“For how long can we allow this government to ignore the warnings that stare us right in the face?”
Tell-tale signs of a degrading coastal belt has been there for a while, but Goa tourism ignored them as it focused on increasing tourism footfalls.
Module 2 of Goa tourism’s master plan warns about damage to the coastal belt of the state.
A 25-year-vision document is yet to be finalized, but module 2, which was discussed recently, pointed out that North Goa beaches across Bardez and parts of Pernem and Tiswadi are seeing mass tourism with scant regard for environmental conservation. Despite reaching maturity on the tourism life cycle, coastal Goa is experiencing uncontrolled mass tourism and remains unimaginative.
The module 2 specifically highlighted that sites known for turtle nesting are seeing a diminishing headcount. Waste management, fire safety, noise and soil pollution are key issues plaguing these beach stretches.
An official, who was part of the discussion on the master plan, said this should be an eye-opener for the tourism department and the government, that has remained indifferent to the ecology of the coastal belt.
Besides, waste management and cleanliness, the two important aspects, he said has been ignored by the government.
“Though the government has been spending crores of rupees on waste management, it can’t be said the job is being done thoroughly. The coastal belt of North Goa is congested and filthy when compared to some years ago,” he said.
“Calangute beach is the prime example of what uncontrolled mass tourism can do to any tourist spot. Calangute panchayat though has woken up, but, the damage is already done,” said the official.
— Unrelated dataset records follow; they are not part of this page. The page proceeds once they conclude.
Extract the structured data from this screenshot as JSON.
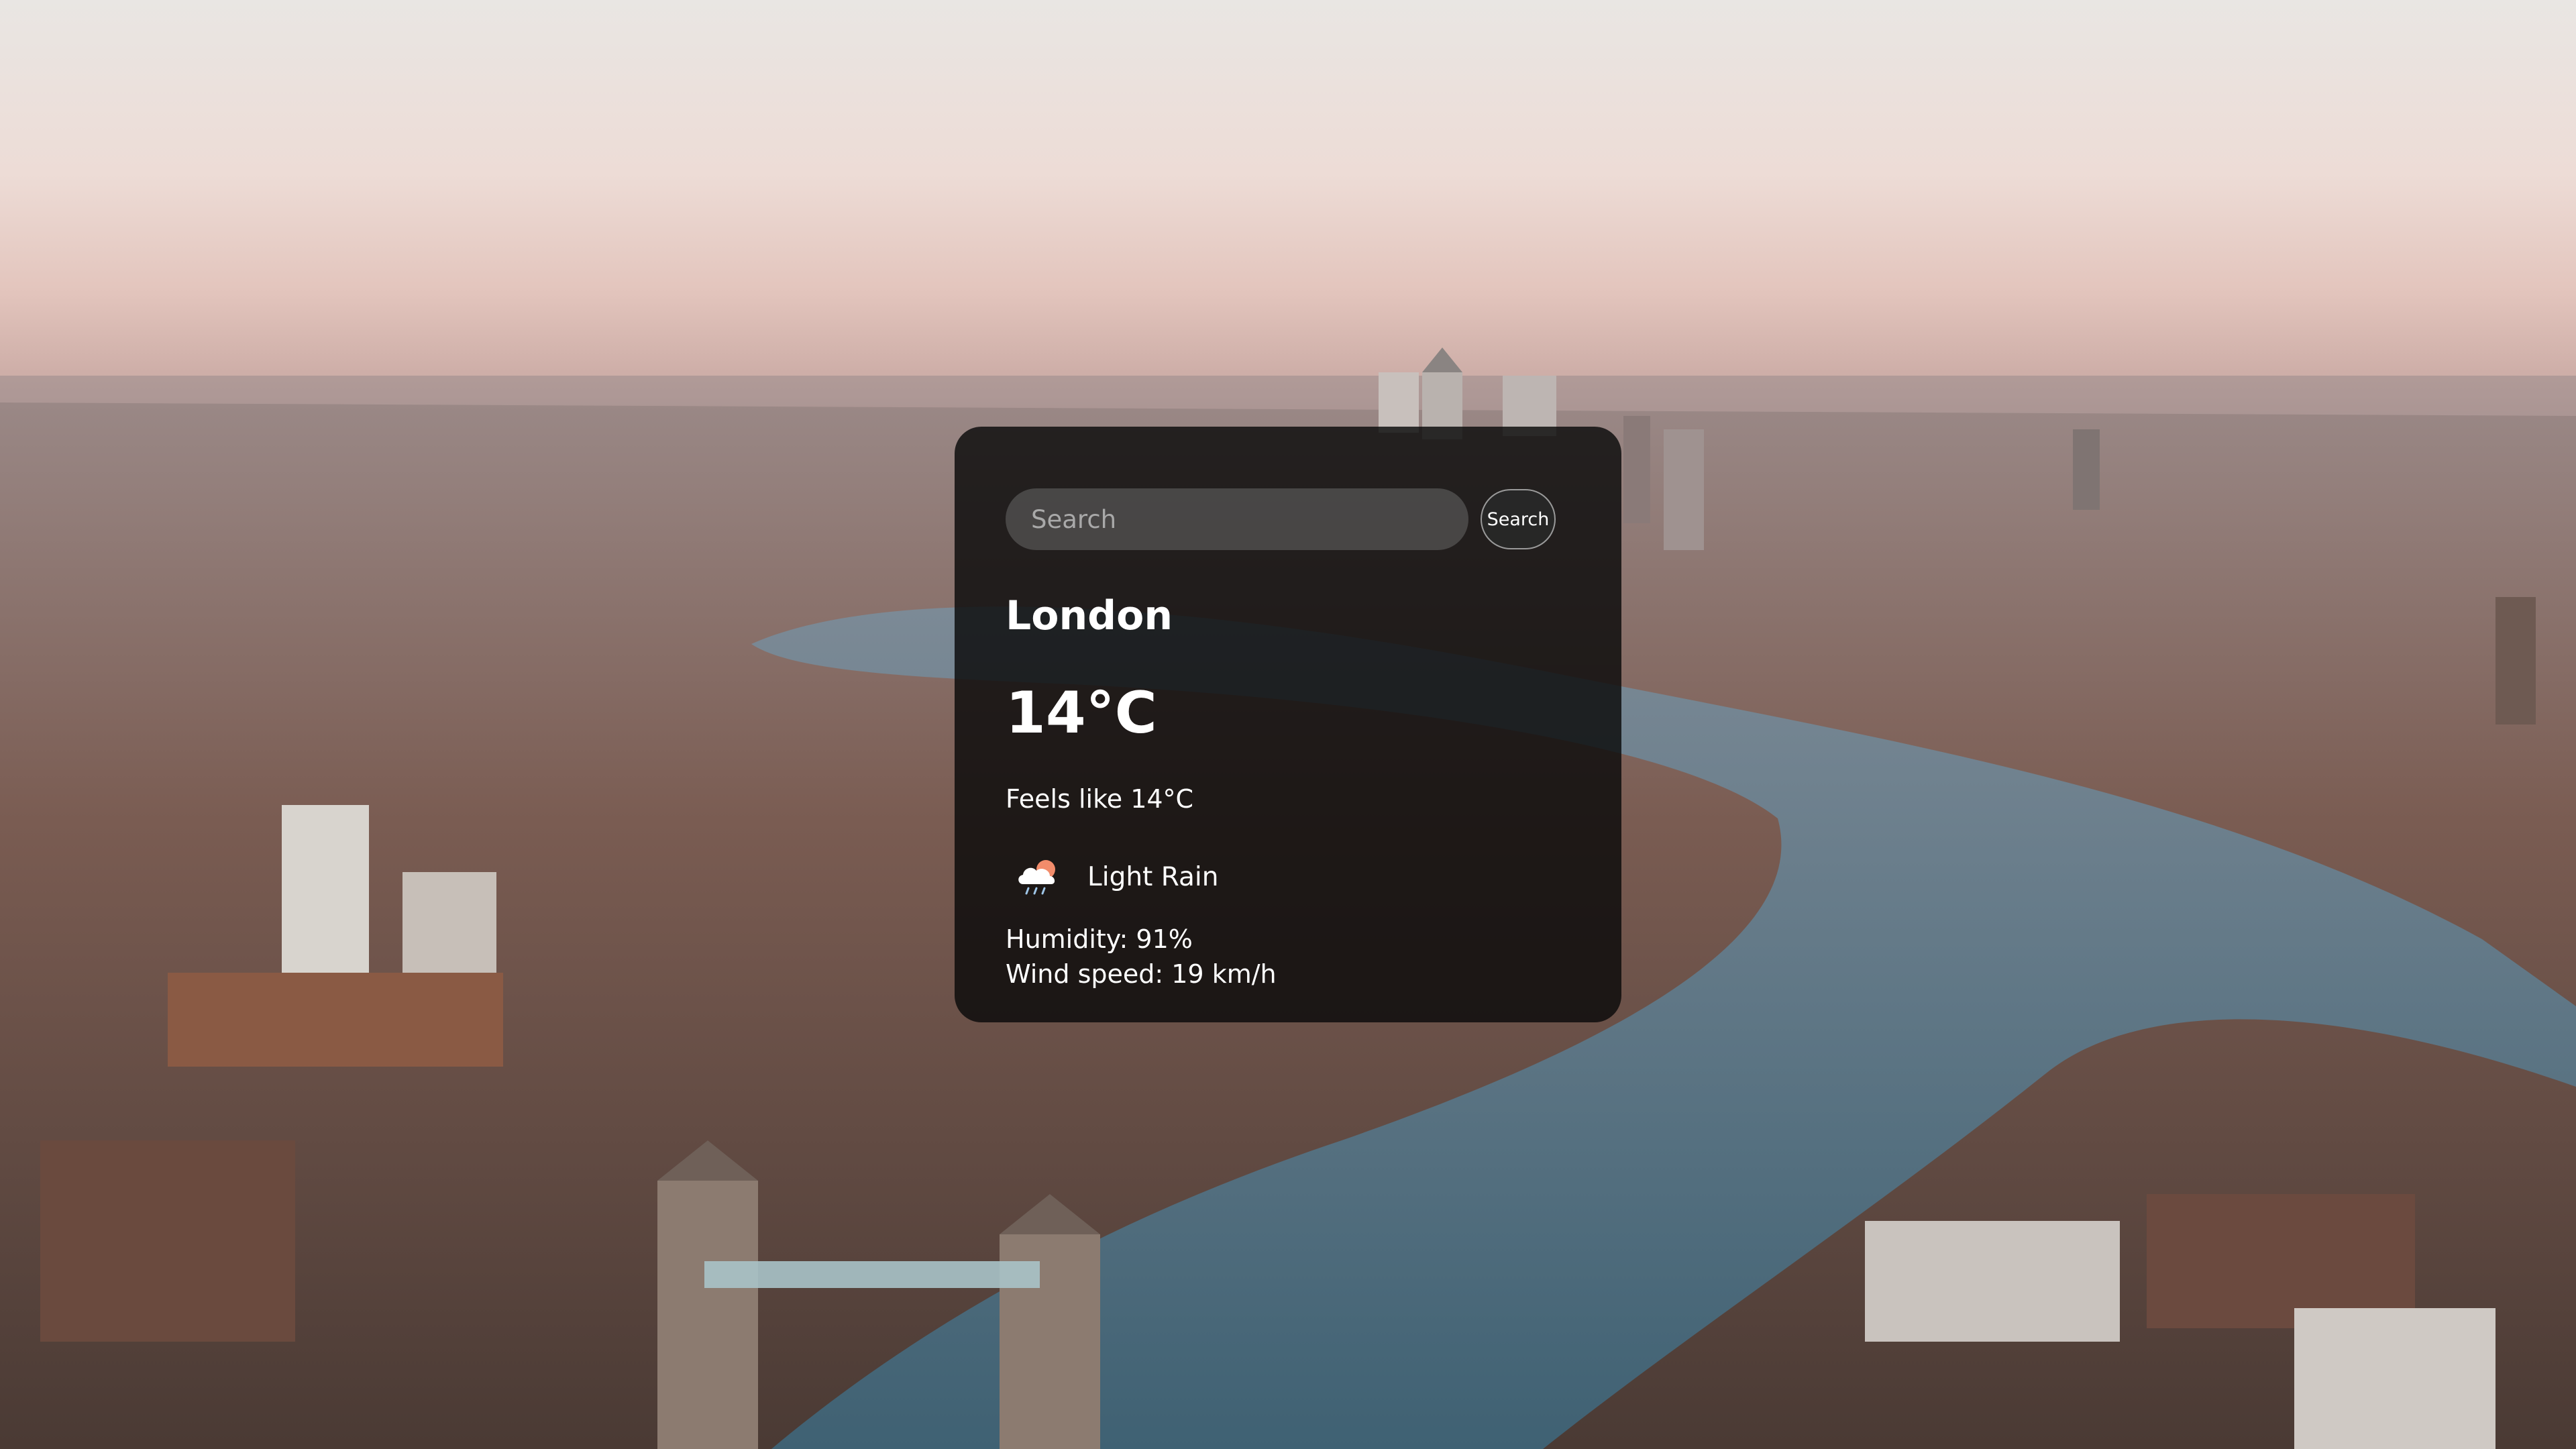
{
  "search": {
    "placeholder": "Search",
    "value": "",
    "button_label": "Search"
  },
  "weather": {
    "city": "London",
    "temperature": "14°C",
    "feels_like": "Feels like 14°C",
    "condition": "Light Rain",
    "condition_icon": "cloud-rain-sun-icon",
    "humidity": "Humidity: 91%",
    "wind_speed": "Wind speed: 19 km/h"
  },
  "colors": {
    "card_background": "#0a0a0a",
    "text": "#ffffff",
    "input_background": "#787878"
  }
}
The module 2 has suggested that pristine beaches in certain talukas have to be protected from high pressure in terms of possible development through ultra-luxury offerings. Some beaches have to be partially preserved to maintain the existing marine ecosystem such as turtle-nesting sites.
Goa needs to understand that in response to changing travel trends, coastal destinations which diversify their supply and integrate it with their inland areas display increased resilience to competition, and are more likely to succeed sustainably. And mass tourism, if not properly managed, destroys attractiveness, observed Module 2.
It suggested that in order to improve the most developed coastal areas of Goa, efforts need to be taken to upgrade and organize the existing product and enhance the tourist experience.
In less developed areas, the quality of tourist accommodation, facilities and activities should be upgraded and developed to provide a better visitor experience, it says.